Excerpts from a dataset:
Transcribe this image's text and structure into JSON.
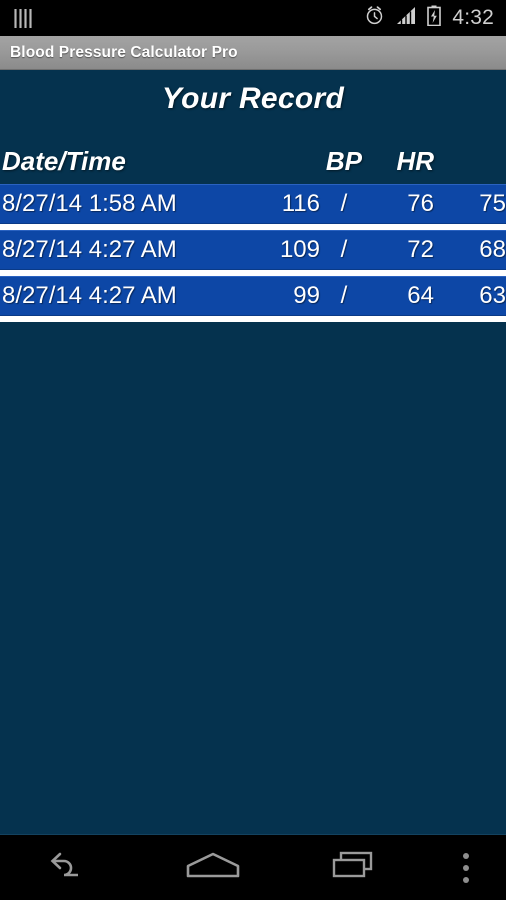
{
  "status_bar": {
    "left_icon": "vertical-bars-icon",
    "alarm_icon": "alarm-clock-icon",
    "signal_icon": "signal-bars-icon",
    "battery_icon": "battery-charging-icon",
    "time": "4:32"
  },
  "title_bar": {
    "app_title": "Blood Pressure Calculator Pro"
  },
  "main": {
    "page_title": "Your Record",
    "table": {
      "headers": {
        "datetime": "Date/Time",
        "bp": "BP",
        "hr": "HR"
      },
      "separator": "/",
      "rows": [
        {
          "datetime": "8/27/14 1:58 AM",
          "systolic": "116",
          "slash": "/",
          "diastolic": "76",
          "hr": "75"
        },
        {
          "datetime": "8/27/14 4:27 AM",
          "systolic": "109",
          "slash": "/",
          "diastolic": "72",
          "hr": "68"
        },
        {
          "datetime": "8/27/14 4:27 AM",
          "systolic": "99",
          "slash": "/",
          "diastolic": "64",
          "hr": "63"
        }
      ]
    }
  },
  "nav_bar": {
    "back": "back-icon",
    "home": "home-icon",
    "recents": "recent-apps-icon",
    "overflow": "overflow-menu-icon"
  },
  "colors": {
    "app_background": "#05324e",
    "row_highlight": "#0d47a6",
    "row_separator": "#ffffff",
    "title_bar_gray": "#9a9a9a",
    "status_bar_black": "#000000",
    "text_white": "#ffffff"
  }
}
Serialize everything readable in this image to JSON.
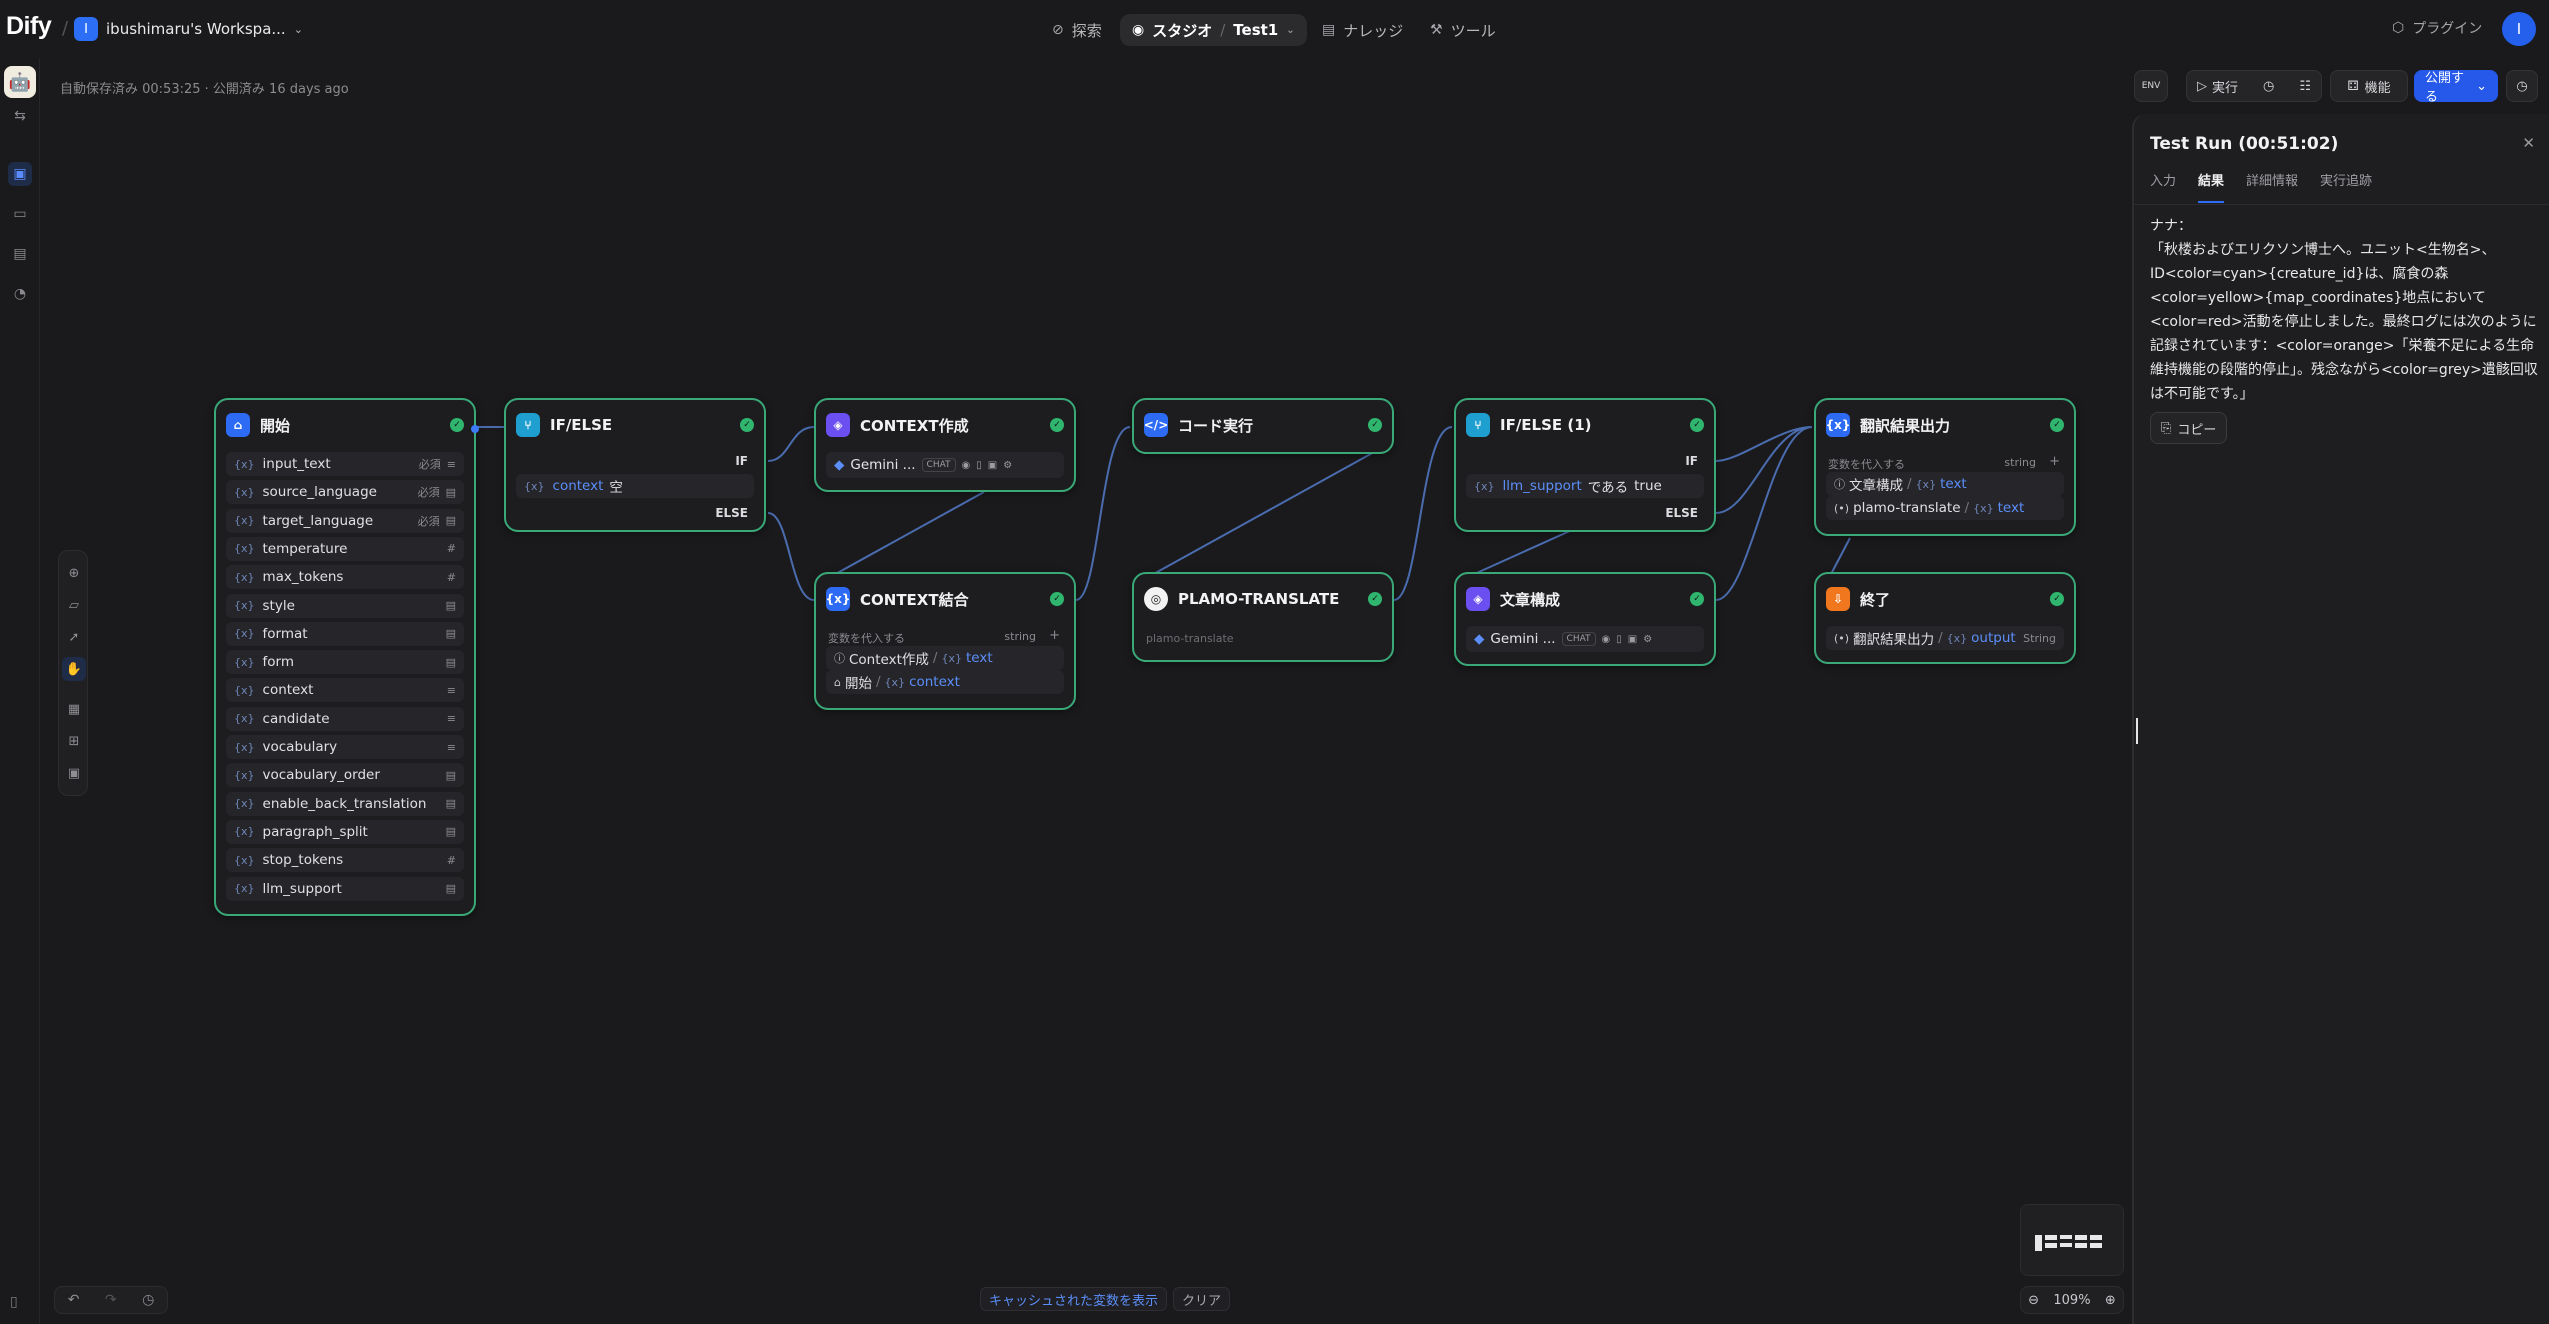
{
  "brand": {
    "logo_text": "Dify"
  },
  "workspace": {
    "badge": "I",
    "name": "ibushimaru's Workspa..."
  },
  "nav": {
    "explore": "探索",
    "studio": "スタジオ",
    "app": "Test1",
    "knowledge": "ナレッジ",
    "tools": "ツール",
    "plugins": "プラグイン",
    "avatar": "I"
  },
  "header": {
    "autosave": "自動保存済み 00:53:25 · 公開済み 16 days ago",
    "env_label": "ENV",
    "run": "実行",
    "features": "機能",
    "publish": "公開する"
  },
  "nodes": {
    "start": {
      "title": "開始",
      "vars": [
        {
          "name": "input_text",
          "meta": "必須",
          "icon": "paragraph-icon"
        },
        {
          "name": "source_language",
          "meta": "必須",
          "icon": "text-icon"
        },
        {
          "name": "target_language",
          "meta": "必須",
          "icon": "text-icon"
        },
        {
          "name": "temperature",
          "meta": "",
          "icon": "number-icon"
        },
        {
          "name": "max_tokens",
          "meta": "",
          "icon": "number-icon"
        },
        {
          "name": "style",
          "meta": "",
          "icon": "text-icon"
        },
        {
          "name": "format",
          "meta": "",
          "icon": "text-icon"
        },
        {
          "name": "form",
          "meta": "",
          "icon": "text-icon"
        },
        {
          "name": "context",
          "meta": "",
          "icon": "paragraph-icon"
        },
        {
          "name": "candidate",
          "meta": "",
          "icon": "paragraph-icon"
        },
        {
          "name": "vocabulary",
          "meta": "",
          "icon": "paragraph-icon"
        },
        {
          "name": "vocabulary_order",
          "meta": "",
          "icon": "text-icon"
        },
        {
          "name": "enable_back_translation",
          "meta": "",
          "icon": "text-icon"
        },
        {
          "name": "paragraph_split",
          "meta": "",
          "icon": "text-icon"
        },
        {
          "name": "stop_tokens",
          "meta": "",
          "icon": "number-icon"
        },
        {
          "name": "llm_support",
          "meta": "",
          "icon": "text-icon"
        }
      ]
    },
    "ifelse1": {
      "title": "IF/ELSE",
      "if_label": "IF",
      "else_label": "ELSE",
      "cond_var": "context",
      "cond_op": "空"
    },
    "ctx_create": {
      "title": "CONTEXT作成",
      "model": "Gemini ...",
      "mode": "CHAT"
    },
    "ctx_merge": {
      "title": "CONTEXT結合",
      "assign_label": "変数を代入する",
      "type": "string",
      "rows": [
        {
          "node": "Context作成",
          "var": "text"
        },
        {
          "node": "開始",
          "var": "context"
        }
      ]
    },
    "code": {
      "title": "コード実行"
    },
    "plamo": {
      "title": "PLAMO-TRANSLATE",
      "sub": "plamo-translate"
    },
    "ifelse2": {
      "title": "IF/ELSE (1)",
      "if_label": "IF",
      "else_label": "ELSE",
      "cond_var": "llm_support",
      "cond_op": "である",
      "cond_val": "true"
    },
    "compose": {
      "title": "文章構成",
      "model": "Gemini ...",
      "mode": "CHAT"
    },
    "output": {
      "title": "翻訳結果出力",
      "assign_label": "変数を代入する",
      "type": "string",
      "rows": [
        {
          "node": "文章構成",
          "var": "text"
        },
        {
          "node": "plamo-translate",
          "var": "text"
        }
      ]
    },
    "end": {
      "title": "終了",
      "node": "翻訳結果出力",
      "var": "output",
      "type": "String"
    }
  },
  "canvas": {
    "show_cached": "キャッシュされた変数を表示",
    "clear": "クリア",
    "zoom": "109%"
  },
  "panel": {
    "title": "Test Run (00:51:02)",
    "tabs": [
      "入力",
      "結果",
      "詳細情報",
      "実行追跡"
    ],
    "active_tab": "結果",
    "result": "ナナ：\n「秋楼およびエリクソン博士へ。ユニット<生物名>、ID<color=cyan>{creature_id}は、腐食の森<color=yellow>{map_coordinates}地点において<color=red>活動を停止しました。最終ログには次のように記録されています：<color=orange>「栄養不足による生命維持機能の段階的停止」。残念ながら<color=grey>遺骸回収は不可能です。」",
    "copy": "コピー"
  },
  "colors": {
    "accent": "#2659ea",
    "node_border": "#3aa878",
    "success": "#2fb56d",
    "edge": "#4a6cae"
  }
}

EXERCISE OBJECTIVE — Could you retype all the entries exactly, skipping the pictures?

RESULT OF THIS EXERCISE —
Transcribe this image's text and structure into JSON.
{
  "status_bar": {
    "left_icon": "vertical-bars-icon",
    "alarm_icon": "alarm-clock-icon",
    "signal_icon": "signal-bars-icon",
    "battery_icon": "battery-charging-icon",
    "time": "4:32"
  },
  "title_bar": {
    "app_title": "Blood Pressure Calculator Pro"
  },
  "main": {
    "page_title": "Your Record",
    "table": {
      "headers": {
        "datetime": "Date/Time",
        "bp": "BP",
        "hr": "HR"
      },
      "separator": "/",
      "rows": [
        {
          "datetime": "8/27/14 1:58 AM",
          "systolic": "116",
          "slash": "/",
          "diastolic": "76",
          "hr": "75"
        },
        {
          "datetime": "8/27/14 4:27 AM",
          "systolic": "109",
          "slash": "/",
          "diastolic": "72",
          "hr": "68"
        },
        {
          "datetime": "8/27/14 4:27 AM",
          "systolic": "99",
          "slash": "/",
          "diastolic": "64",
          "hr": "63"
        }
      ]
    }
  },
  "nav_bar": {
    "back": "back-icon",
    "home": "home-icon",
    "recents": "recent-apps-icon",
    "overflow": "overflow-menu-icon"
  },
  "colors": {
    "app_background": "#05324e",
    "row_highlight": "#0d47a6",
    "row_separator": "#ffffff",
    "title_bar_gray": "#9a9a9a",
    "status_bar_black": "#000000",
    "text_white": "#ffffff"
  }
}
Serialize everything readable in this image to JSON.
{
  "brand": {
    "logo_text": "Dify"
  },
  "workspace": {
    "badge": "I",
    "name": "ibushimaru's Workspa..."
  },
  "nav": {
    "explore": "探索",
    "studio": "スタジオ",
    "app": "Test1",
    "knowledge": "ナレッジ",
    "tools": "ツール",
    "plugins": "プラグイン",
    "avatar": "I"
  },
  "header": {
    "autosave": "自動保存済み 00:53:25 · 公開済み 16 days ago",
    "env_label": "ENV",
    "run": "実行",
    "features": "機能",
    "publish": "公開する"
  },
  "nodes": {
    "start": {
      "title": "開始",
      "vars": [
        {
          "name": "input_text",
          "meta": "必須",
          "icon": "paragraph-icon"
        },
        {
          "name": "source_language",
          "meta": "必須",
          "icon": "text-icon"
        },
        {
          "name": "target_language",
          "meta": "必須",
          "icon": "text-icon"
        },
        {
          "name": "temperature",
          "meta": "",
          "icon": "number-icon"
        },
        {
          "name": "max_tokens",
          "meta": "",
          "icon": "number-icon"
        },
        {
          "name": "style",
          "meta": "",
          "icon": "text-icon"
        },
        {
          "name": "format",
          "meta": "",
          "icon": "text-icon"
        },
        {
          "name": "form",
          "meta": "",
          "icon": "text-icon"
        },
        {
          "name": "context",
          "meta": "",
          "icon": "paragraph-icon"
        },
        {
          "name": "candidate",
          "meta": "",
          "icon": "paragraph-icon"
        },
        {
          "name": "vocabulary",
          "meta": "",
          "icon": "paragraph-icon"
        },
        {
          "name": "vocabulary_order",
          "meta": "",
          "icon": "text-icon"
        },
        {
          "name": "enable_back_translation",
          "meta": "",
          "icon": "text-icon"
        },
        {
          "name": "paragraph_split",
          "meta": "",
          "icon": "text-icon"
        },
        {
          "name": "stop_tokens",
          "meta": "",
          "icon": "number-icon"
        },
        {
          "name": "llm_support",
          "meta": "",
          "icon": "text-icon"
        }
      ]
    },
    "ifelse1": {
      "title": "IF/ELSE",
      "if_label": "IF",
      "else_label": "ELSE",
      "cond_var": "context",
      "cond_op": "空"
    },
    "ctx_create": {
      "title": "CONTEXT作成",
      "model": "Gemini ...",
      "mode": "CHAT"
    },
    "ctx_merge": {
      "title": "CONTEXT結合",
      "assign_label": "変数を代入する",
      "type": "string",
      "rows": [
        {
          "node": "Context作成",
          "var": "text"
        },
        {
          "node": "開始",
          "var": "context"
        }
      ]
    },
    "code": {
      "title": "コード実行"
    },
    "plamo": {
      "title": "PLAMO-TRANSLATE",
      "sub": "plamo-translate"
    },
    "ifelse2": {
      "title": "IF/ELSE (1)",
      "if_label": "IF",
      "else_label": "ELSE",
      "cond_var": "llm_support",
      "cond_op": "である",
      "cond_val": "true"
    },
    "compose": {
      "title": "文章構成",
      "model": "Gemini ...",
      "mode": "CHAT"
    },
    "output": {
      "title": "翻訳結果出力",
      "assign_label": "変数を代入する",
      "type": "string",
      "rows": [
        {
          "node": "文章構成",
          "var": "text"
        },
        {
          "node": "plamo-translate",
          "var": "text"
        }
      ]
    },
    "end": {
      "title": "終了",
      "node": "翻訳結果出力",
      "var": "output",
      "type": "String"
    }
  },
  "canvas": {
    "show_cached": "キャッシュされた変数を表示",
    "clear": "クリア",
    "zoom": "109%"
  },
  "panel": {
    "title": "Test Run (00:51:02)",
    "tabs": [
      "入力",
      "結果",
      "詳細情報",
      "実行追跡"
    ],
    "active_tab": "結果",
    "result": "ナナ：\n「秋楼およびエリクソン博士へ。ユニット<生物名>、ID<color=cyan>{creature_id}は、腐食の森<color=yellow>{map_coordinates}地点において<color=red>活動を停止しました。最終ログには次のように記録されています：<color=orange>「栄養不足による生命維持機能の段階的停止」。残念ながら<color=grey>遺骸回収は不可能です。」",
    "copy": "コピー"
  },
  "colors": {
    "accent": "#2659ea",
    "node_border": "#3aa878",
    "success": "#2fb56d",
    "edge": "#4a6cae"
  }
}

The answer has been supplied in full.